“The baguette is envied around the world. We must preserve its excellence and our expertise, and it is for this reason that it should be heritage-listed,” the French leader told Europe Radio 1 following a meeting with French master bakers in Paris on Friday.
Ahead of the meeting at the Élysée Palace, the head of the French baking and pastry union, Dominique Anract, compared the art of baguette-making to the Eiffel Tower, arguing both are among the most recognizable symbols of France.
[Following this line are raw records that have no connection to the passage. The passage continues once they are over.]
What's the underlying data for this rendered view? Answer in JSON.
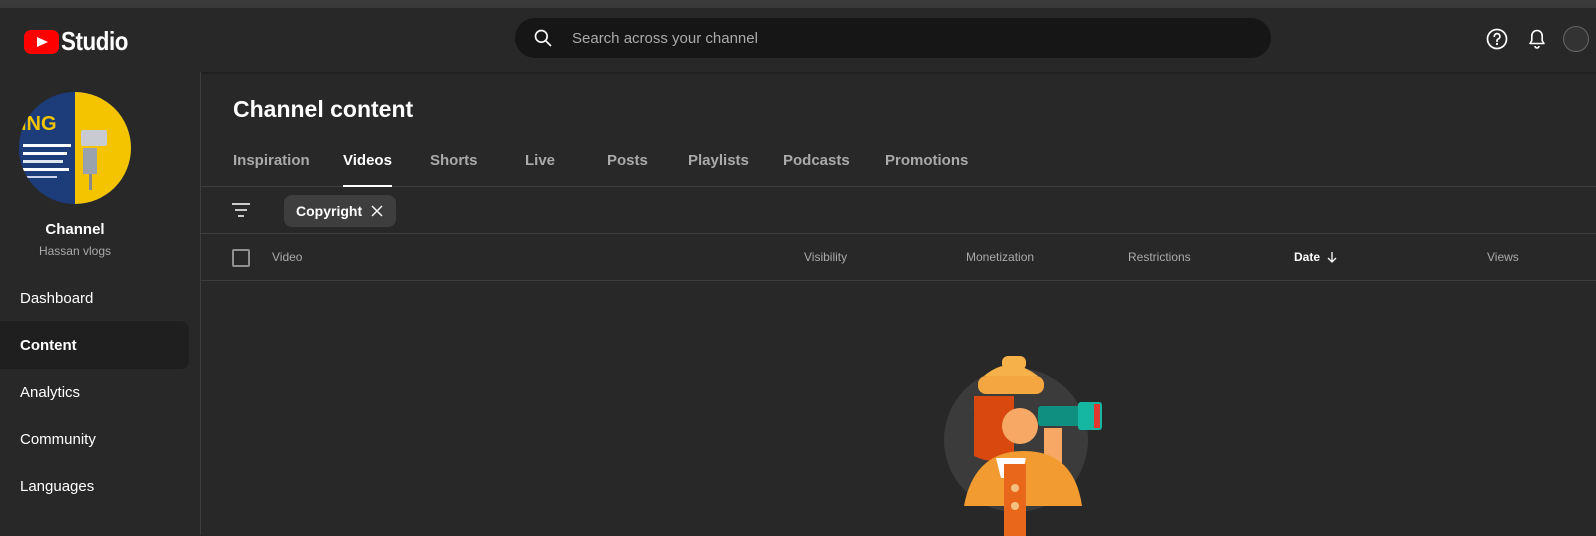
{
  "header": {
    "logo_text": "Studio",
    "search_placeholder": "Search across your channel",
    "icons": [
      "help-icon",
      "bell-icon",
      "account-avatar"
    ]
  },
  "sidebar": {
    "channel_title": "Channel",
    "channel_name": "Hassan vlogs",
    "items": [
      {
        "label": "Dashboard",
        "active": false
      },
      {
        "label": "Content",
        "active": true
      },
      {
        "label": "Analytics",
        "active": false
      },
      {
        "label": "Community",
        "active": false
      },
      {
        "label": "Languages",
        "active": false
      }
    ]
  },
  "main": {
    "title": "Channel content",
    "tabs": [
      {
        "label": "Inspiration",
        "active": false
      },
      {
        "label": "Videos",
        "active": true
      },
      {
        "label": "Shorts",
        "active": false
      },
      {
        "label": "Live",
        "active": false
      },
      {
        "label": "Posts",
        "active": false
      },
      {
        "label": "Playlists",
        "active": false
      },
      {
        "label": "Podcasts",
        "active": false
      },
      {
        "label": "Promotions",
        "active": false
      }
    ],
    "filter_chip": "Copyright",
    "columns": {
      "video": "Video",
      "visibility": "Visibility",
      "monetization": "Monetization",
      "restrictions": "Restrictions",
      "date": "Date",
      "views": "Views"
    }
  },
  "colors": {
    "background": "#282828",
    "accent_red": "#ff0000",
    "text_secondary": "#aaaaaa",
    "divider": "#3e3e3e"
  }
}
But while the Eiffel Tower enjoys international protection, the humble French bread is defenseless in the face of supermarket chains’ onslaught.
“When I see the growing dominance of French supermarkets and convenience stores in the sale of bread, I say to myself that we must act,” Antract told the website Atabula, adding that he could not help feeling “indignant” about the quality of what is sold as baguettes in the malls and corner shops.
The French government’s efforts to preserve the nation’s culinary attraction can be traced back to 1993, when the notion of what makes a traditional baguette was enshrined in the so-called “bread decree.” According to the decree, the genuine baguette must be made out of four ingredients: flour, water, salt and yeast – and contain no additives. It is also forbidden for the bread to be frozen before it is put on the shelves.
The decree has not lost its importance over the years. In 2015, Google celebrated its 22nd anniversary with a special doodle.
However, it was the art of Neapolitan pizza-making, or ‘Pizzaiuolo,’ earning its spot on UNESCO’s Intangible Cultural Heritage list last year that pushed French bakers to request the same recognition for the French culinary staple.
“I know our bakers, they saw the Neapolitans succeed in getting their pizza classified under UNESCO world heritage and they said ‘Why not the baguette?’ and they’re right!” Macron said. The French leader noted that eating the world-famous bread remains “a morning, midday and evening tradition for the French.”
If the French government’s quest proves successful, then baguette-making is poised to join the list of some 470 activities protected by the UNESCO, among them Kyrgyzstan’s game of dead goat polo, Dutch windmills, Belgium’s beer culture and Germany’s organ craftsmanship.